If there was a mammals awards show on, say, Animal Planet, maybe something called “The Mammies,” and I was laying down odds for who’d win for Most Fecund Species, I think the White-tail Deer of New England would have the category locked up, hoofs down.
Forget about rabbits. They’re reproductive amateurs by comparison. Have you ever heard anyone say “we have a serious rabbit problem here in New England”? Either the rabbits here mistakenly think they’re living in China under a strict one-child policy (计划生育政策), or they should just be nominated for Best Prey, because somebody’s eatin’em as fast as they’re makin’em.
By comparison, the White-tail Deer population in New England (which has no predatory pressure other than SUVs) has gone Malthusian. So much so that towns have resorted to aerial DPSM surveys (as in “Deer Per Square Mile”), and annual herd-culling hunts
Deer (we used to see one or two at a time, and think, awww…cute!) now travel in small “wilding” herds capable of defoliating entire properties overnight. They’re like hoof-born Agent Orange, de-greening everything in their path, and leaving nothing but twigs, deer ticks, and piles of scat which looks (nauseatingly) like oily mounds of these:
In fact deer have become so populous here that their actual behavior seems to be evolving, season-to-season. They used to spook easily and bolt when approached. Now they not only seem not afraid of humans anymore; in their voracious hunt for sustenance, I find them looking at me with hollow-eyed hunger, as if they’re starting to wish they had sharper teeth.
Could it be Fairfield County’s lush, annually-replanted properties, our local pro-bambi, anti-hunting sentiment, and the friendly opportunity to party like rock stars, eat and screw with cervine abandon, and occasionally stumble into pools.

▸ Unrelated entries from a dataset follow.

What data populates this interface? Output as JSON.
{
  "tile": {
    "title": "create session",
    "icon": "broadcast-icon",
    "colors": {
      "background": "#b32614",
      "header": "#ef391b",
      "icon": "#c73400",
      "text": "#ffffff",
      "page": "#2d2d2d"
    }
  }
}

Or crash into cars
(Photo Credit: WestportNow contributor).
Which brings me to the source of this particular entry into longitude&gratitude. Although it has less to do with an accident than an accidental, um, discovery.

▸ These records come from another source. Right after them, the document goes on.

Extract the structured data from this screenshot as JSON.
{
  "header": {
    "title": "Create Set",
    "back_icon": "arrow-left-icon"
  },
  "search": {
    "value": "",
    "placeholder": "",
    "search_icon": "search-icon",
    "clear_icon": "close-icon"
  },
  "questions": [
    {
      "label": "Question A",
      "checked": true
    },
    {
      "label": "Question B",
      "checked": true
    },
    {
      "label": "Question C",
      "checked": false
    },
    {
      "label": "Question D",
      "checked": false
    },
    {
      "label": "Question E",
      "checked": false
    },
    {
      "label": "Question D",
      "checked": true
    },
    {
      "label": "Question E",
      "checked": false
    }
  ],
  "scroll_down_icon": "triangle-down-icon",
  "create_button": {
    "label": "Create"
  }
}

This past Saturday, I got up early and decided to buzz down to the Long Island Sound, and do a little dawn-patrol fishing for blues (all I got was one meager Tautog, but that’s another story). I rode down to the beach on my motorbike, leaving the house under a full moon and starry skies. It was cool enough to see tailpipe smoke from the few cars out on the road.
(Here’s my adventure-steed captured earlier in the week, before my usual morning activity).
So as I rode down Compo South, right around Westport’s public Longshore Golf Course my hi-beams landed on a herd of deer standing in the roadway. Maybe 7 or 8 of them, with a few of the smaller ones nibbling grass on the shoulder.
I did a little throttle blip to encourage them to scatter, which they seemed to do reluctantly (see: attitudinal evolution of White-tailed deer, above). A few of them glanced back with annoyance; several moseyed to the side of the road. But one of them began jogging south on the pavement, in my lane, as if he (or she) was a small vehicle traveling down Compo South, on the way to go fishing before the kids got up.
The distance closed between me and this particular deercycle, my xenon headlight trained on his very white tail as he clambered along the double yellow line.
So I went for a bigger throttle blip to signal it was time to pull over and let me pass. And here’s what happened:
The deer accelerated. And at the exact moment he broke into a run, an unmistakeable wisp of smoke “poofed” out of his rear end into the cool October air.
A deer poof.
I was stunned and delighted, thinking I’d just witnessed the first real-life field observation of flatulence in Odocoileus virginianus. Who knew deer farted? I mean, I know they eat a lot of fiber, but who knew?
Apparently, the internet knew.
So much for a debut article in the journal Nature or a cameo on
Maybe I could at least get credit for coining a new term?